(Beginning of RECORD SET)
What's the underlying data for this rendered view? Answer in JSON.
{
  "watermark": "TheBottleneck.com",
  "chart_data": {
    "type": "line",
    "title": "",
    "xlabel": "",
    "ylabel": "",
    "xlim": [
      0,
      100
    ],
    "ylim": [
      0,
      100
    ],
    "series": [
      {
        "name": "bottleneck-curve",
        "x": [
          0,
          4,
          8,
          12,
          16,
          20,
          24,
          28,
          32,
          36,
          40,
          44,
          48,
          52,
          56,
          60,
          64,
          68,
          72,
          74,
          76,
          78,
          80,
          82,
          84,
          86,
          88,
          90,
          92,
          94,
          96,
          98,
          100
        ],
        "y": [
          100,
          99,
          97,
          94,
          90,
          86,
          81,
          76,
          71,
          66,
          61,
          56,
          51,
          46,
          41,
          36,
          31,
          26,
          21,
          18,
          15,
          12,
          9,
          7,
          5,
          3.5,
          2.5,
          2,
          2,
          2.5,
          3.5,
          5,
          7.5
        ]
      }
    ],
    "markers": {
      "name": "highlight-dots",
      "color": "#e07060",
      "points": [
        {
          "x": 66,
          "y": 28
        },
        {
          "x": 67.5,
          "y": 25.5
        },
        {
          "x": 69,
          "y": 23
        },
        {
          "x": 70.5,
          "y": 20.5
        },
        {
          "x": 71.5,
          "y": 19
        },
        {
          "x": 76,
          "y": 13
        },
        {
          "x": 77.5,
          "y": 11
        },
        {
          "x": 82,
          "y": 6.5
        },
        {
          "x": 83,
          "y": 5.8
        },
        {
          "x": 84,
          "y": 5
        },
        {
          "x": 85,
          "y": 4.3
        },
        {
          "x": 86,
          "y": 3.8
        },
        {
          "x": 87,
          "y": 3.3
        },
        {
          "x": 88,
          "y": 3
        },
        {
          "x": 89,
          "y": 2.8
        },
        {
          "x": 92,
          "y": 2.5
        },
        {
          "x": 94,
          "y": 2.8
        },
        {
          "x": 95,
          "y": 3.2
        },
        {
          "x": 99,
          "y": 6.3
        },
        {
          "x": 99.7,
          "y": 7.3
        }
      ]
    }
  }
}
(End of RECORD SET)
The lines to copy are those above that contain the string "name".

        "name": "bottleneck-curve",
      "name": "highlight-dots",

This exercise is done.